(Items listed in a dataset)
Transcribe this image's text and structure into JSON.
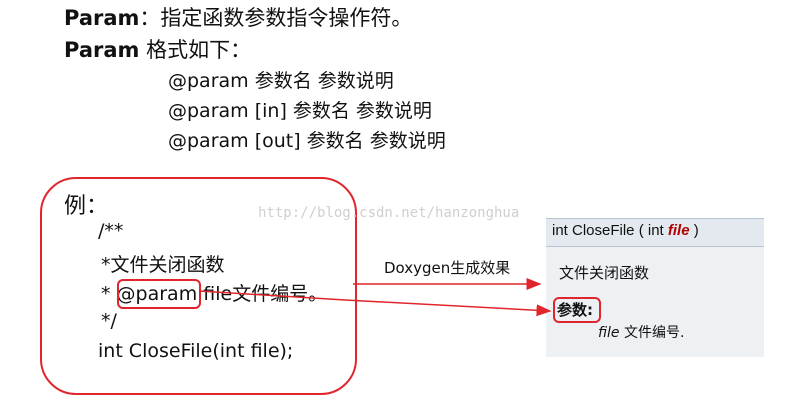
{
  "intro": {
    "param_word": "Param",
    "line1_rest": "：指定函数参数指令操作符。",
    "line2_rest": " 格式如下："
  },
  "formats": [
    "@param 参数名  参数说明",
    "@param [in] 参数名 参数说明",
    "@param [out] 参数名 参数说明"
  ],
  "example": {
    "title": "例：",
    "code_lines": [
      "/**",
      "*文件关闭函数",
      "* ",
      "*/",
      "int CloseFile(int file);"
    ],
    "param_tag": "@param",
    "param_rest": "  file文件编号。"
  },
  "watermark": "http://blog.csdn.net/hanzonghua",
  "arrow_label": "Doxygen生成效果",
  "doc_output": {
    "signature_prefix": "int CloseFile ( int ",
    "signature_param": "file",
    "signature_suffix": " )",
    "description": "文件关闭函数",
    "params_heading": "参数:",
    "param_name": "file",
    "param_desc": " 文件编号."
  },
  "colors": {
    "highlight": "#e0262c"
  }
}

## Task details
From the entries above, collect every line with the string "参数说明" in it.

## Answer box
    "@param 参数名  参数说明",
    "@param [in] 参数名 参数说明",
    "@param [out] 参数名 参数说明"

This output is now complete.